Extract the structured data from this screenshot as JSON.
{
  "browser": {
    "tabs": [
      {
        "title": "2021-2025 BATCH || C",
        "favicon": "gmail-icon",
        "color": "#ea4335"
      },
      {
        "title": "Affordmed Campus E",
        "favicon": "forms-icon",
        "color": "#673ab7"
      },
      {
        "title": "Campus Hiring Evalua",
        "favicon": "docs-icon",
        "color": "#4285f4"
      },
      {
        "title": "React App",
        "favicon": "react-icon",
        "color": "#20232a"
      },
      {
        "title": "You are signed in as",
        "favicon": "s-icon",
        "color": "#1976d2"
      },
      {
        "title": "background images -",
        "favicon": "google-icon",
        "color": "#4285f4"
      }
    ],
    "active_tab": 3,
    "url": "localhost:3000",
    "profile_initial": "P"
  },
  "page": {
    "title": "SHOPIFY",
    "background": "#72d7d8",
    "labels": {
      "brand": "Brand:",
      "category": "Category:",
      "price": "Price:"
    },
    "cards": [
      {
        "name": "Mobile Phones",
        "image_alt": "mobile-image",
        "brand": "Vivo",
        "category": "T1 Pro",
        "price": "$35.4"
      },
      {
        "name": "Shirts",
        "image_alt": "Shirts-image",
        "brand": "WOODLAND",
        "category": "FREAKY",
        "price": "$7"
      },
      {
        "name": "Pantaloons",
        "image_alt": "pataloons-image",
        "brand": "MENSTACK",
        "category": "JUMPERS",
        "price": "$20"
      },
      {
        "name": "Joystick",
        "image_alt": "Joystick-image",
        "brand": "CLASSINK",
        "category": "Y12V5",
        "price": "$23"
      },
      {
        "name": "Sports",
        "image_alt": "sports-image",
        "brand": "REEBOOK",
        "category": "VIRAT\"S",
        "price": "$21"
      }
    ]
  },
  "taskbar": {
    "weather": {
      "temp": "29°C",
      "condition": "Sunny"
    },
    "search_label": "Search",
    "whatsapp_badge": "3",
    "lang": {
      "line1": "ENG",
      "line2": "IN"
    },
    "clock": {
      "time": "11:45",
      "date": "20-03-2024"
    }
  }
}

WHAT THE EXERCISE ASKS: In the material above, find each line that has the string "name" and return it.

TASK SOLUTION:
        "name": "Mobile Phones",
        "name": "Shirts",
        "name": "Pantaloons",
        "name": "Joystick",
        "name": "Sports",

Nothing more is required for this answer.